----- Data extract -----

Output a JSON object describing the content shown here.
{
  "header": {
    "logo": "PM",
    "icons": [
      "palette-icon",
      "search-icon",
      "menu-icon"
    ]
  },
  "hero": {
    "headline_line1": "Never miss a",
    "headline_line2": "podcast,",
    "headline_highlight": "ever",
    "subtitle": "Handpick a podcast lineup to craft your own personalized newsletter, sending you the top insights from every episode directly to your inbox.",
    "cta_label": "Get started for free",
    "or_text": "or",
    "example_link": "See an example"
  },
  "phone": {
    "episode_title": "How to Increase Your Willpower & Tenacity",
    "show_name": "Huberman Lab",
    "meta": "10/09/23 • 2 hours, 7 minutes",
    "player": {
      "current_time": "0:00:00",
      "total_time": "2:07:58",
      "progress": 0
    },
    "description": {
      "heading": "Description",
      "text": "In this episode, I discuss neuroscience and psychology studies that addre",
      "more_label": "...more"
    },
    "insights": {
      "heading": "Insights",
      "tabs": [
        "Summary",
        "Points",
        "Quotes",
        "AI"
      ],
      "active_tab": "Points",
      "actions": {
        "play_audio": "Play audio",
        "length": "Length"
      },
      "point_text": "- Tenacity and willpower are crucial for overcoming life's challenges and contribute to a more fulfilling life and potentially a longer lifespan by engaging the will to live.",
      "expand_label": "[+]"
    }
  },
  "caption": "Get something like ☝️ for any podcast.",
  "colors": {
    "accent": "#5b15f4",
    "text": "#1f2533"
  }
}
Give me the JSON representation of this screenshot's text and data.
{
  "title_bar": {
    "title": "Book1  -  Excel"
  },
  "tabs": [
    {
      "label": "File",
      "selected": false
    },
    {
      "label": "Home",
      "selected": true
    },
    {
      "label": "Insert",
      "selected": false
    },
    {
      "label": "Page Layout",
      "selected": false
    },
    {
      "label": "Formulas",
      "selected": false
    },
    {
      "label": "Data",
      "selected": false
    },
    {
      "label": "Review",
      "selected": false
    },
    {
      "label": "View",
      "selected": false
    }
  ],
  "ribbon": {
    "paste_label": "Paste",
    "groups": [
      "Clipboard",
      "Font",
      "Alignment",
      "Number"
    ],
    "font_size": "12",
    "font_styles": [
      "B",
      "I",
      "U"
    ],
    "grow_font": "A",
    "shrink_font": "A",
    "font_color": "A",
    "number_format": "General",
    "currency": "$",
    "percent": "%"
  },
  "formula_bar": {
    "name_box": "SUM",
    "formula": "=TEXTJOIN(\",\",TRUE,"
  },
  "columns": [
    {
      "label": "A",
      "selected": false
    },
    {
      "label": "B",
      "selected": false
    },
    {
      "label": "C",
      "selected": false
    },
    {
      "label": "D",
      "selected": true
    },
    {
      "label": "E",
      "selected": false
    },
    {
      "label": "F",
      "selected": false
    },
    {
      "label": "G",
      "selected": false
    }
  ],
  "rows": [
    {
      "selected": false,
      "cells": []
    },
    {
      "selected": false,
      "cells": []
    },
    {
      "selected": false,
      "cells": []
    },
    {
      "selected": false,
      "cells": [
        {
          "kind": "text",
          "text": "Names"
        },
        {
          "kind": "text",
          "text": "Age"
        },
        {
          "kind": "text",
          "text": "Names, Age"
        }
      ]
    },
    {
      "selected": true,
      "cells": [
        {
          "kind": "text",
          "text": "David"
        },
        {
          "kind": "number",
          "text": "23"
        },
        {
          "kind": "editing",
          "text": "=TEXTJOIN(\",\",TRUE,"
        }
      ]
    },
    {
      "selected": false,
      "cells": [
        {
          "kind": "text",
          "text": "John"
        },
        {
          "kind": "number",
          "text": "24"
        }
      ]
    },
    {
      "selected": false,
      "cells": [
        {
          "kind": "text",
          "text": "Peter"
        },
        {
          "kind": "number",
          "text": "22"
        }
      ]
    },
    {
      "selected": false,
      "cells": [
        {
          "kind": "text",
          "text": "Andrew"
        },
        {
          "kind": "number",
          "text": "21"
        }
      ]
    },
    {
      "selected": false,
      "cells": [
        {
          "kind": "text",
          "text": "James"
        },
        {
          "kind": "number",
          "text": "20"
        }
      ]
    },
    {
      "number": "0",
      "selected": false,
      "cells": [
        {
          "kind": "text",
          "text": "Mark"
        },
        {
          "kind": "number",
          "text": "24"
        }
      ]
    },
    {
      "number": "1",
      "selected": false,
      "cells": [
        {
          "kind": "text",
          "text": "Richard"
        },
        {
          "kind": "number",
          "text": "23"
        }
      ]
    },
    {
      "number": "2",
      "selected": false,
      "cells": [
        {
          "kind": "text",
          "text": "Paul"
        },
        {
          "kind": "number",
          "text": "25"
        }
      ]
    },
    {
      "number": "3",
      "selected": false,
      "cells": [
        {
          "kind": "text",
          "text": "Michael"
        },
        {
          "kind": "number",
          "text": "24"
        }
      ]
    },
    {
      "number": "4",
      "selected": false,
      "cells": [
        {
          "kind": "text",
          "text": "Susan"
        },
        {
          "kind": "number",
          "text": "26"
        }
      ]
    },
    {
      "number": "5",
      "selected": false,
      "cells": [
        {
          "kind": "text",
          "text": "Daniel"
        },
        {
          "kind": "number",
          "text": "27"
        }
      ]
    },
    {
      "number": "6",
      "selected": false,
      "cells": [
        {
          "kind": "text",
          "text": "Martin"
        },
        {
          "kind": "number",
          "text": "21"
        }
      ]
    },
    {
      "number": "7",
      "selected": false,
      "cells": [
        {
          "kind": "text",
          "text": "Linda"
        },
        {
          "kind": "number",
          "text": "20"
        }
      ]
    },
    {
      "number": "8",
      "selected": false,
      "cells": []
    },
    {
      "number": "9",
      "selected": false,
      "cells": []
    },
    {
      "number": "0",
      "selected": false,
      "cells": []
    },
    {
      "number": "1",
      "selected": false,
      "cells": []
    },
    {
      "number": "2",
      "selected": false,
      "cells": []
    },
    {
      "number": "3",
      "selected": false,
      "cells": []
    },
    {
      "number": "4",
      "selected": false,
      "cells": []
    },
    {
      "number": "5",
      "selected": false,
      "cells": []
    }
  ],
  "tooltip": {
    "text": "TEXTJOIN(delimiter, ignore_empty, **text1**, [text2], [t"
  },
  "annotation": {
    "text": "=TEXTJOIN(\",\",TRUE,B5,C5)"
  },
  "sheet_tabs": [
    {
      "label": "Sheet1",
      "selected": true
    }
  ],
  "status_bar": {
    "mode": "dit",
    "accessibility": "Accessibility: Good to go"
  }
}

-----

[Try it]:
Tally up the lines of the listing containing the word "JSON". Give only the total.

[Exercise answer]:
2